→ TASK BRIEF: Go through the lines below and copy any that hold the string "icon".

Excerpts from a dataset:
------------------------------------------------
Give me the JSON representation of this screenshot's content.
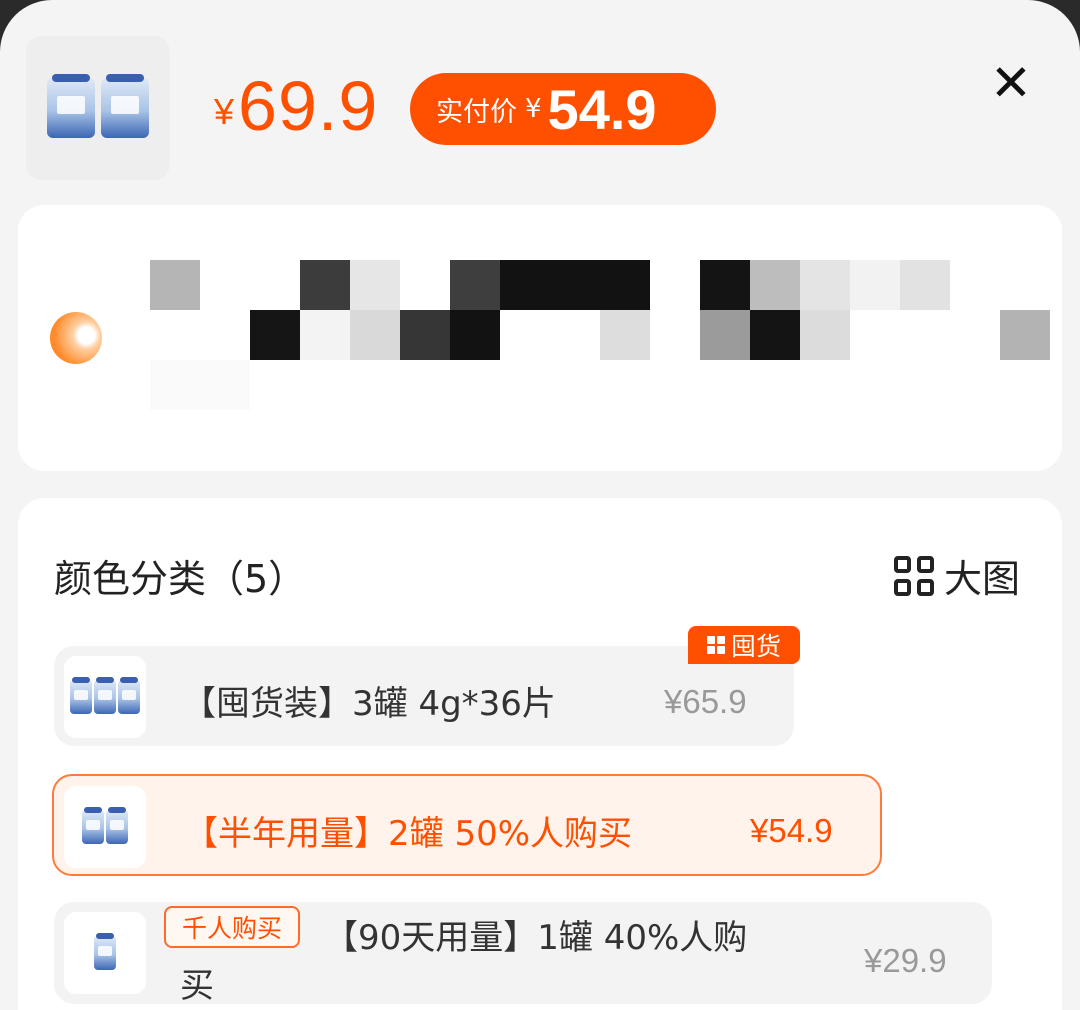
{
  "header": {
    "currency": "¥",
    "original_price": "69.9",
    "pay_label": "实付价",
    "pay_price": "54.9",
    "close_icon": "close-icon",
    "product_image": "product-jars-image"
  },
  "spec_section": {
    "title": "颜色分类（5）",
    "bigpic_label": "大图",
    "bigpic_icon": "grid-icon",
    "options": [
      {
        "label": "【囤货装】3罐 4g*36片",
        "price": "¥65.9",
        "tag": "囤货",
        "selected": false
      },
      {
        "label": "【半年用量】2罐 50%人购买",
        "price": "¥54.9",
        "selected": true
      },
      {
        "label_line1": "【90天用量】1罐 40%人购",
        "label_line2": "买",
        "price": "¥29.9",
        "tag": "千人购买",
        "selected": false
      }
    ]
  },
  "colors": {
    "accent": "#ff5000",
    "selected_bg": "#fff3ec",
    "option_bg": "#f3f3f3"
  }
}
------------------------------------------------
→ FINAL ANSWER:
    "close_icon": "close-icon",
    "bigpic_icon": "grid-icon",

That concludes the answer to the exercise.